The Cosmic Microwave Background (CMB), the fossil radiation from the hot big bang, has been used to study the universe for more than five decades. Most recently, experiments have been focusing on a hypothesized signature in the polarization of the CMB, so-called B-mode (swirly) polarization. Generated by primordial gravitational waves, this observable would offer a rare glimpse into the details of cosmic inflation (or alternative early universe models) and energy scales in the infant universe.

Dr. Jón E. Gudmundsson, a senior researcher at the Oskar Klein Centre and Stockholm University, is leading the design efforts for the mid- and high frequency telescopes of one of these new experiments: a satellite mission called LiteBIRD. The LiteBIRD satellite mission is designed specifically to search for ultra-faint polarized signatures in the cosmic microwave background.

Logo for the LiteBIRD telescope, a yellow hummingbird in front of a blue satellite dish

In addition to searching for primordial gravitational waves, the LiteBIRD satellite will also shed light on various other astrophysical phenomena. This includes probing cosmic reionization by mapping polarization on the largest observable scales. Data from ESA’s Planck satellite do not constrain this observable particularly well.
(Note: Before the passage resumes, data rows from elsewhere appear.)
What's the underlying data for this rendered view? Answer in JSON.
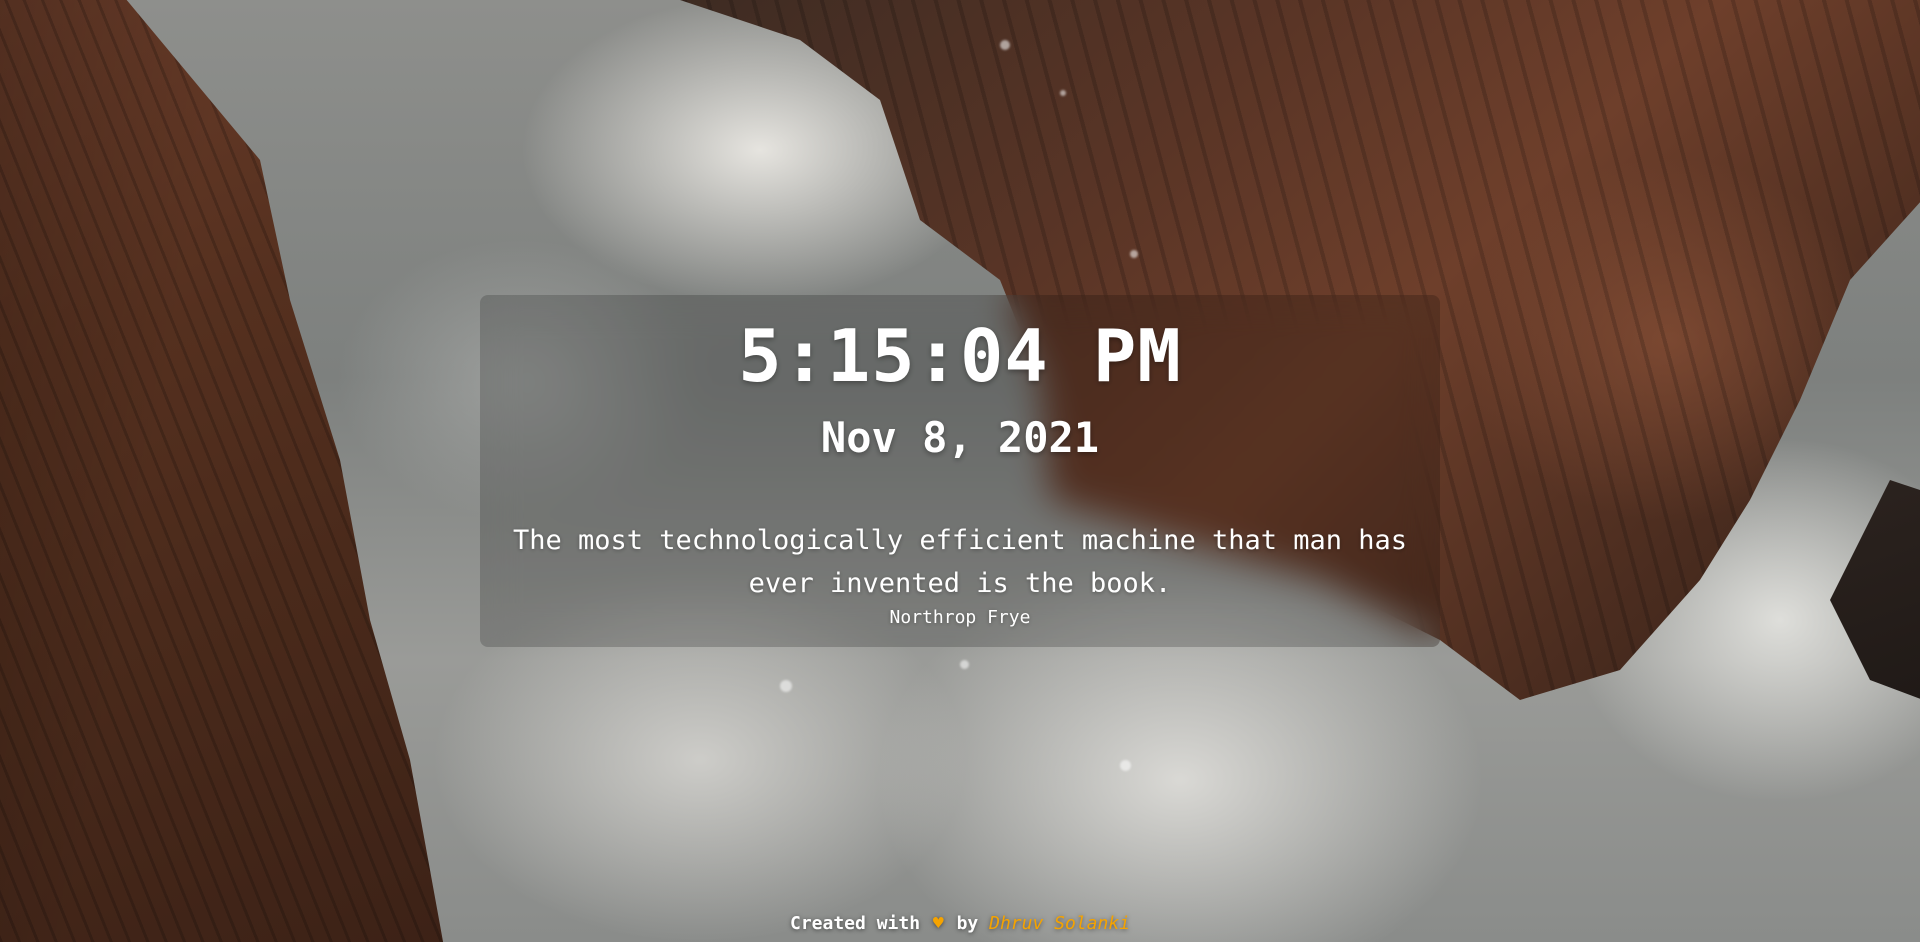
{
  "clock": {
    "time": "5:15:04 PM",
    "date": "Nov 8, 2021"
  },
  "quote": {
    "text": "The most technologically efficient machine that man has ever invented is the book.",
    "author": "Northrop Frye"
  },
  "footer": {
    "prefix": "Created with",
    "heart_icon": "heart-icon",
    "heart_glyph": "♥",
    "by": "by",
    "author_name": "Dhruv Solanki"
  },
  "colors": {
    "accent": "#f5a300",
    "text": "#ffffff"
  }
}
Observations by LiteBIRD will help nail down this feature in the polarized microwave sky and drastically reduce the parameter space of viable cosmological models.
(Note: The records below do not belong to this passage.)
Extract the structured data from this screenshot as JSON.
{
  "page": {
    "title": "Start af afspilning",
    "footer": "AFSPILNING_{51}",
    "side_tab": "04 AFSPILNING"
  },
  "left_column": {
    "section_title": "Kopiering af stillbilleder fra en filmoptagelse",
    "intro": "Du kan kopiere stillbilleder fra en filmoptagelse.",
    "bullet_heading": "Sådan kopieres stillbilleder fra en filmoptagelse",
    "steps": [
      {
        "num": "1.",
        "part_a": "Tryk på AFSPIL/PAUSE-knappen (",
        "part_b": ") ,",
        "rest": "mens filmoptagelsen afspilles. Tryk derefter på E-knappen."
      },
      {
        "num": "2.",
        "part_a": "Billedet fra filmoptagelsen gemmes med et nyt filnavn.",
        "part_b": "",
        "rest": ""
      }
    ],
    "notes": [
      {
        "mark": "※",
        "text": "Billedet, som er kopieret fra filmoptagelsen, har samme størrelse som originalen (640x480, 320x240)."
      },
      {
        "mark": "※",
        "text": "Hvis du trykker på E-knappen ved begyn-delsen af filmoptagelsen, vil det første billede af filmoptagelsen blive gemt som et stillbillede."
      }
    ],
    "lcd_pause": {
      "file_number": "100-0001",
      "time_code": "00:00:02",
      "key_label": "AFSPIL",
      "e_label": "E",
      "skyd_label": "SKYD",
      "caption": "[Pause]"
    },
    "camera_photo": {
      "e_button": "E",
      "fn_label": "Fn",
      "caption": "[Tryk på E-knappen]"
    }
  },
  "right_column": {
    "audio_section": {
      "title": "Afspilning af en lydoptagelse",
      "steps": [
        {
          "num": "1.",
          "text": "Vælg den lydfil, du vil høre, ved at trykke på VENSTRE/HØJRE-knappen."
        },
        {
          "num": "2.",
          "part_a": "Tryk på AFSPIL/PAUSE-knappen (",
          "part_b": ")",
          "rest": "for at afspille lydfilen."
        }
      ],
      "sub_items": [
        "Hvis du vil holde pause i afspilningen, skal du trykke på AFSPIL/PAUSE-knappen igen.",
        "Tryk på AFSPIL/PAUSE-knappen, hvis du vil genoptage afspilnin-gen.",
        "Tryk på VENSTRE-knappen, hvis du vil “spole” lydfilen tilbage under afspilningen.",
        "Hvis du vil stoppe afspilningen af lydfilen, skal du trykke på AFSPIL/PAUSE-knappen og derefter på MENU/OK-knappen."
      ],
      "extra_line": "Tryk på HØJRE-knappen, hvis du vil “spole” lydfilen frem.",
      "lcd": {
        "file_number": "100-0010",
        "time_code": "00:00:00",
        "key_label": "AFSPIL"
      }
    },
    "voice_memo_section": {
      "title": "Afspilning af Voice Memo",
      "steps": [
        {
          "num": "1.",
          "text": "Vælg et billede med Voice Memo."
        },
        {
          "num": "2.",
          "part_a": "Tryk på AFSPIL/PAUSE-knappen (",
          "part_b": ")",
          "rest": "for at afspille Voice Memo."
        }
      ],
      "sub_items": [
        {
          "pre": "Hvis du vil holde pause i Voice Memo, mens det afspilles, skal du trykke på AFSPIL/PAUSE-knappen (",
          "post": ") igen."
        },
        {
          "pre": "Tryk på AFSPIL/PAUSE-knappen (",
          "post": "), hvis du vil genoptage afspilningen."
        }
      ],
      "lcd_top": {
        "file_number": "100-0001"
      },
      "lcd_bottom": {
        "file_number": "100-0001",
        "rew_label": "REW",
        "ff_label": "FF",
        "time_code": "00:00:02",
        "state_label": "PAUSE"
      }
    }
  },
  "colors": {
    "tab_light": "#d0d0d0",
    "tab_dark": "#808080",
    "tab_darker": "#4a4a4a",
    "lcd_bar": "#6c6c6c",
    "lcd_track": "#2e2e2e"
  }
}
The Japanese Space Agency, JAXA, selected LiteBIRD as the 2nd strategic L-class mission in May 2019 and in 2020 it was selected as one of the flagship projects of Japan's science funding agency, MEXT. At the European level, among the 9 countries involved in the European LiteBIRD collaboration, the French Space Agency (CNES) entered into a LiteBIRD-leading phase-A (with responsibility of the mid- and high-frequency telescopes) in 2020, while the Italian Space Agency (ASI) committed to LiteBIRD phase-A in 2018. Concurrently, preliminary discussions are being held with the European Space Agency (ESA) to build an ESA Mission of Opportunity for LiteBIRD.

The goal is to develop optics that support the deployment of over 3,000 cryogenically cooled bolometric receivers, the most sensitive mm-wavelength receiver ever constructed. The mid- and high-frequency telescopes, which are under European leadership, use two concentric lenses, cooled to 5-Kelvin, to focus radiation from the sky down to so-called bolometric detectors. These detectors measure variations in the sky temperature by coupling the incoming radiation to a thermally isolated dielectric chip that is cooled to 100 mK! 
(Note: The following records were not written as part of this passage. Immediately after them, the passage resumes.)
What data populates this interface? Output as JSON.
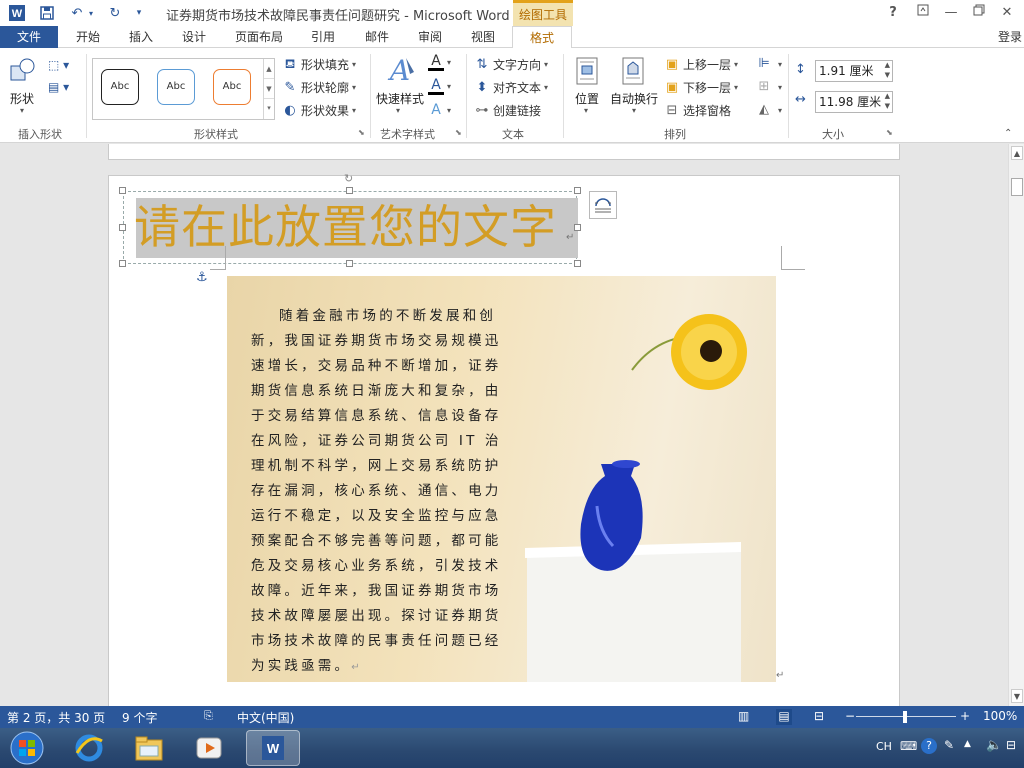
{
  "titlebar": {
    "doc_title": "证券期货市场技术故障民事责任问题研究 - Microsoft Word",
    "context_tab_label": "绘图工具",
    "help_label": "?"
  },
  "tabs": {
    "file": "文件",
    "items": [
      "开始",
      "插入",
      "设计",
      "页面布局",
      "引用",
      "邮件",
      "审阅",
      "视图",
      "格式"
    ],
    "signin": "登录"
  },
  "ribbon": {
    "insert_shapes": {
      "shape_label": "形状",
      "group_label": "插入形状"
    },
    "shape_styles": {
      "gallery": [
        "Abc",
        "Abc",
        "Abc"
      ],
      "fill": "形状填充",
      "outline": "形状轮廓",
      "effects": "形状效果",
      "group_label": "形状样式"
    },
    "wordart": {
      "quick_styles": "快速样式",
      "group_label": "艺术字样式"
    },
    "text": {
      "direction": "文字方向",
      "align": "对齐文本",
      "link": "创建链接",
      "group_label": "文本"
    },
    "arrange": {
      "position": "位置",
      "wrap": "自动换行",
      "bring_forward": "上移一层",
      "send_backward": "下移一层",
      "selection_pane": "选择窗格",
      "group_label": "排列"
    },
    "size": {
      "height": "1.91 厘米",
      "width": "11.98 厘米",
      "group_label": "大小"
    }
  },
  "document": {
    "headline": "请在此放置您的文字",
    "paragraph": "随着金融市场的不断发展和创新，我国证券期货市场交易规模迅速增长，交易品种不断增加，证券期货信息系统日渐庞大和复杂，由于交易结算信息系统、信息设备存在风险，证券公司期货公司 IT 治理机制不科学，网上交易系统防护存在漏洞，核心系统、通信、电力运行不稳定，以及安全监控与应急预案配合不够完善等问题，都可能危及交易核心业务系统，引发技术故障。近年来，我国证券期货市场技术故障屡屡出现。探讨证券期货市场技术故障的民事责任问题已经为实践亟需。"
  },
  "statusbar": {
    "page": "第 2 页，共 30 页",
    "words": "9 个字",
    "language": "中文(中国)",
    "zoom": "100%",
    "zoom_minus": "−",
    "zoom_plus": "+"
  },
  "taskbar": {
    "tray_lang": "CH"
  },
  "colors": {
    "brand": "#2b579a",
    "context_accent": "#e3a21a",
    "headline": "#d39d25"
  }
}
A rendering of what the LiteBIRD satellite might look like
Rendering of the current LiteBIRD design with the low frequency instrument (left) and the mid- and high-frequency instrument (right). The three telescopes are surrounded by a series of concentric radiation shields that block the telescopes from unwanted light.


The telescopes will also employ a metamaterial polarization modulator mounted to a superconducting bearing system. The plate will rotate continuously in order to modulate the incoming signal and separate it from spurious signals that are generated internal to the telescope — a part of the systematic mitigation strategy.

Finally, absorbers are expected to line the cryogenic optical cavities of these telescopes and play a crucial role in maximizing the sensitivity of the satellite while reducing optical systematics. As part of this effort, Gudmundsson recently received funding from the Swedish Space Agency to develop the broadband absorber technologies that will help improve the experimental sensitivity and minimize straylight radiation in the optics. Recruitment for a postdoctoral position to lead this project is ongoing.

One of the biggest challenges to the LiteBIRD mission is to understand complications from Galactic foregrounds; microscopic dust particles in our own Galaxy align themselves with large scale magnetic fields and emit polarised thermal radiation at mm-wavelengths. To combat this, the LiteBIRD satellite is designed to deploy 15 frequency bands from 30-450 GHz which roughly corresponds to 0.7–10 mm wavelength radiation. This extensive frequency coverage together with a significant improvement in detector sensitivity compared to past missions, will allow the experiment to distinguish Galactic foregrounds from any primordial signal.